|Ben Hogan on SI cover in 1957.|
"I went to Brook Hollow in 1963," Mayfield said. "Hogan was the one that recommended me, called me on the phone and said, 'I don't know how you're doing, Shelley, but I just want to let you know there's a nice club open in Dallas. It's a golf club, not a country club. It's one heck of a golf course. So, if you're interested, let me give you this name and you can call it.'
"And it just so happened to be that I was interested because I had this club in New York, Meadowbrook, which I really enjoyed."
Yet, as Mayfield recalled, there was at least one drawback to the otherwise enjoyable Meadowbrook job.
"I had gotten into the golf architectural business with Dick Wilson," he said, "and I spent the winters in Florida with him. I had to take my daughter, put her in school in New York, take her out, put her in school in Florida, take her out, put her back in school in New York, all in the same year.

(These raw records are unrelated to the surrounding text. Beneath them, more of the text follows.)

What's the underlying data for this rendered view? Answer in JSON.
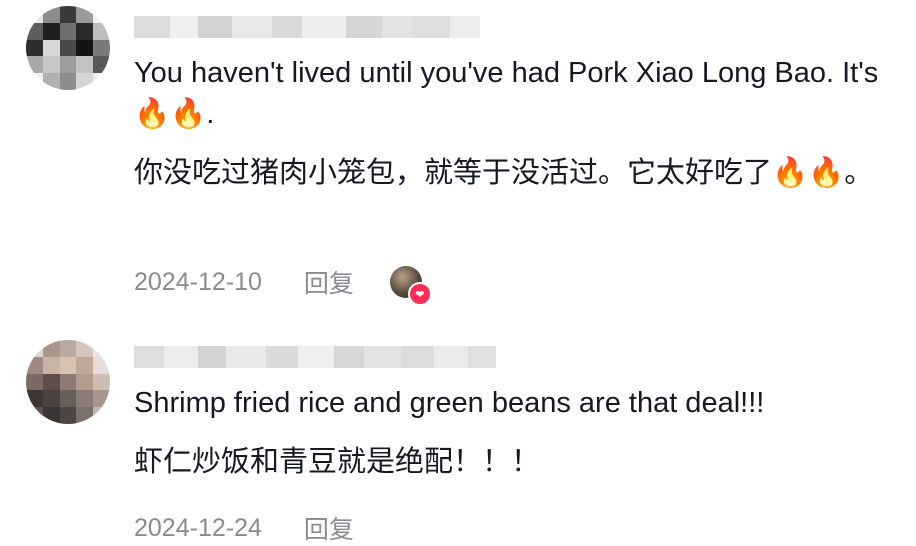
{
  "comments": [
    {
      "text_en": "You haven't lived until you've had Pork Xiao Long Bao. It's 🔥🔥.",
      "text_zh": "你没吃过猪肉小笼包，就等于没活过。它太好吃了🔥🔥。",
      "date": "2024-12-10",
      "reply_label": "回复",
      "liked_by_author": true
    },
    {
      "text_en": "Shrimp fried rice and green beans are that deal!!!",
      "text_zh": "虾仁炒饭和青豆就是绝配！！！",
      "date": "2024-12-24",
      "reply_label": "回复",
      "liked_by_author": false
    }
  ],
  "colors": {
    "text": "#161823",
    "meta": "#8a8b91",
    "like_badge": "#fe2c55"
  },
  "icons": {
    "like_badge": "heart-icon"
  }
}
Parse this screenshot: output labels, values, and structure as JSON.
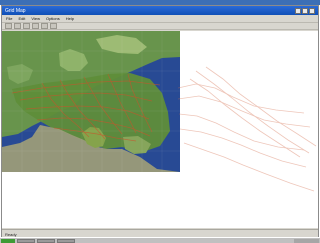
{
  "window": {
    "title": "Grid Map",
    "controls": [
      "minimize",
      "maximize",
      "close"
    ]
  },
  "menu": {
    "items": [
      "File",
      "Edit",
      "View",
      "Options",
      "Help"
    ]
  },
  "toolbar": {
    "icons": [
      "zoom-in-icon",
      "zoom-out-icon",
      "pan-icon",
      "layer-icon",
      "info-icon",
      "print-icon"
    ]
  },
  "status": {
    "text": "Ready"
  },
  "colors": {
    "title_blue": "#1c5fd0",
    "sea": "#2c4d97",
    "land": "#6e9a45",
    "grid_lines": "#c9532b"
  }
}
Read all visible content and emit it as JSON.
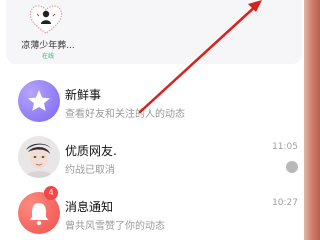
{
  "friend_panel": {
    "name": "凉薄少年葬...",
    "status": "在线"
  },
  "conversations": [
    {
      "title": "新鲜事",
      "subtitle": "查看好友和关注的人的动态",
      "time": "",
      "icon": "star-icon"
    },
    {
      "title": "优质网友.",
      "subtitle": "约战已取消",
      "time": "11:05",
      "icon": "user-avatar"
    },
    {
      "title": "消息通知",
      "subtitle": "曾共风雪赞了你的动态",
      "time": "10:27",
      "badge": "4",
      "icon": "bell-icon"
    }
  ],
  "colors": {
    "accent_purple": "#8f7bf2",
    "notify_red": "#f05a5a",
    "online_green": "#2fb36a",
    "arrow_red": "#d8201c"
  }
}
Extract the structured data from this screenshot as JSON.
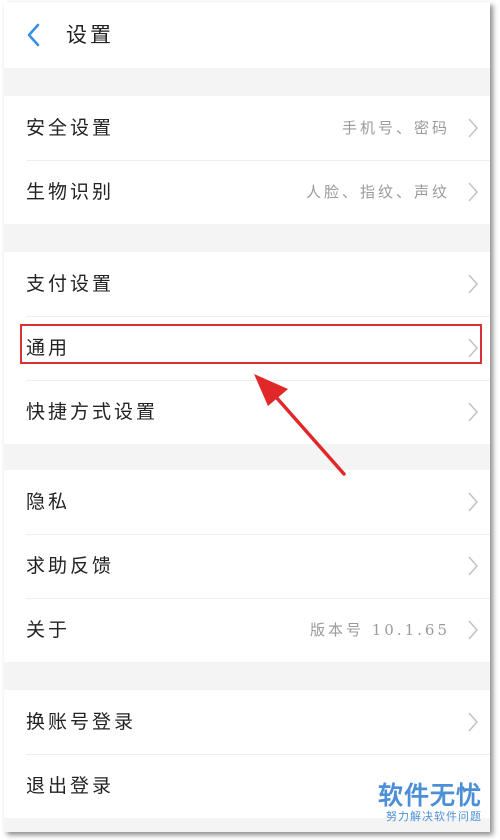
{
  "header": {
    "title": "设置",
    "back_icon": "chevron-left-icon",
    "accent_color": "#3a8ee6"
  },
  "groups": [
    {
      "items": [
        {
          "label": "安全设置",
          "value": "手机号、密码"
        },
        {
          "label": "生物识别",
          "value": "人脸、指纹、声纹"
        }
      ]
    },
    {
      "items": [
        {
          "label": "支付设置",
          "value": ""
        },
        {
          "label": "通用",
          "value": ""
        },
        {
          "label": "快捷方式设置",
          "value": ""
        }
      ]
    },
    {
      "items": [
        {
          "label": "隐私",
          "value": ""
        },
        {
          "label": "求助反馈",
          "value": ""
        },
        {
          "label": "关于",
          "value": "版本号 10.1.65"
        }
      ]
    },
    {
      "items": [
        {
          "label": "换账号登录",
          "value": ""
        },
        {
          "label": "退出登录",
          "value": ""
        }
      ]
    }
  ],
  "annotation": {
    "highlighted_item": "通用",
    "highlight_color": "#d93030"
  },
  "watermark": {
    "title": "软件无忧",
    "subtitle": "努力解决软件问题",
    "color": "#4d8fd6"
  }
}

And that couldn't possibly work.
"I had to do something about it and I was in a big quandary about whether to go into the golf architectural business entirely, or find a 12-month job as a club professional. I really enjoyed club work, and particularly so at a golf club rather than a country club.
"So this was very enticing to me and I got in touch with the president of Brook Hollow, came down, had an interview. He later told me, 'You were the first man we interviewed and we didn't interview anyone else.'
"I had a wonderful relationship there for about 20 years. Great golf club. Alfred Tillinghast designed the course, great golf course, so it was a very happy union."
* * *
With Ben Hogan in Fort Worth and Shelley Mayfield in Dallas, the game was on.
"I was only 20 miles from Hogan and Shady Oaks and it was very easy for us to get together," Mayfield said. "He said, 'Get your best player, and I'll get my best player, and we'll have a match every couple of weeks.'
The hours of shotmaking passed quietly.
"We hardly even spoke to each other. Nobody hardly talked in the foursome. It was silent.
“We might say, 'Good shot.' Sure, something like that. But no conversation, no telling jokes, bantering around making conversation. It was a pretty silent game. But you played your best shot every shot, or it wouldn't be any fun. That's what made it fun, a very strong contest each time.
"[Hogan] once told me, 'Now, don't get to be playing with a bunch of 15 handicappers over there at the club. They'll make a 15 handicapper out of you. He said you got to keep good competition going at all times. A very straightforward man, very honest.”
A break from the matches began whenever there was a chill in the air.
"He only played in the summer when it was warm," Mayfield said. "It'd be late May or June before we'd start. Along about September or October we'd quit because his shoulder and knee hurt him in the cool weather. He either hung them up or he went to Florida, which he did a lot. He spent a lot of winters there at Seminole, and practiced and played.
"I stayed there at my club. It was a twelve-month job. But we had a very good relationship for a very long time."
Next time: Shelley Mayfield on his first game with Ben Hogan at Brook Hollow.
Playing With Hogan (Introduction)
Playing With Hogan: Shelley Mayfield, Part 1